* _Directions_:
Repeat the entries word for word. Leave nothing out.

BEGIN Material for this exercise

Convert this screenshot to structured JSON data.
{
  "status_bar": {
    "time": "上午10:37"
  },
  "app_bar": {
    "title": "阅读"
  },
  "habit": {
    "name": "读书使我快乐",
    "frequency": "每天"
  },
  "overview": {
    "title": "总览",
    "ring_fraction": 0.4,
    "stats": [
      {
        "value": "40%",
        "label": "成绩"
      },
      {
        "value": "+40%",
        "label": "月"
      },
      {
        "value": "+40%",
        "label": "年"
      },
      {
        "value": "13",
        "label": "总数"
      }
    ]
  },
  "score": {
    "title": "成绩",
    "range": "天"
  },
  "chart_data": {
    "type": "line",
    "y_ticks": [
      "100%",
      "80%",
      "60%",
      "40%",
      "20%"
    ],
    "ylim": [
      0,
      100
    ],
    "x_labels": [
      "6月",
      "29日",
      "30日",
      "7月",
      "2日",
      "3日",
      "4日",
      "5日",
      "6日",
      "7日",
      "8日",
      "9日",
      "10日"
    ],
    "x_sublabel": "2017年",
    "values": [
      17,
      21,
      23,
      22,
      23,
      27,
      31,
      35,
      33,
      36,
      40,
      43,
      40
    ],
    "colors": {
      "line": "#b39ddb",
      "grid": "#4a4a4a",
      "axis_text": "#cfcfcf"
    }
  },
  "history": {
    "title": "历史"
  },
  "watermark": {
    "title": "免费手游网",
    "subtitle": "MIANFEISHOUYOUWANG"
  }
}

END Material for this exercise

* _Result for this exercise_:
Convert this screenshot to structured JSON data.
{
  "status_bar": {
    "time": "上午10:37"
  },
  "app_bar": {
    "title": "阅读"
  },
  "habit": {
    "name": "读书使我快乐",
    "frequency": "每天"
  },
  "overview": {
    "title": "总览",
    "ring_fraction": 0.4,
    "stats": [
      {
        "value": "40%",
        "label": "成绩"
      },
      {
        "value": "+40%",
        "label": "月"
      },
      {
        "value": "+40%",
        "label": "年"
      },
      {
        "value": "13",
        "label": "总数"
      }
    ]
  },
  "score": {
    "title": "成绩",
    "range": "天"
  },
  "chart_data": {
    "type": "line",
    "y_ticks": [
      "100%",
      "80%",
      "60%",
      "40%",
      "20%"
    ],
    "ylim": [
      0,
      100
    ],
    "x_labels": [
      "6月",
      "29日",
      "30日",
      "7月",
      "2日",
      "3日",
      "4日",
      "5日",
      "6日",
      "7日",
      "8日",
      "9日",
      "10日"
    ],
    "x_sublabel": "2017年",
    "values": [
      17,
      21,
      23,
      22,
      23,
      27,
      31,
      35,
      33,
      36,
      40,
      43,
      40
    ],
    "colors": {
      "line": "#b39ddb",
      "grid": "#4a4a4a",
      "axis_text": "#cfcfcf"
    }
  },
  "history": {
    "title": "历史"
  },
  "watermark": {
    "title": "免费手游网",
    "subtitle": "MIANFEISHOUYOUWANG"
  }
}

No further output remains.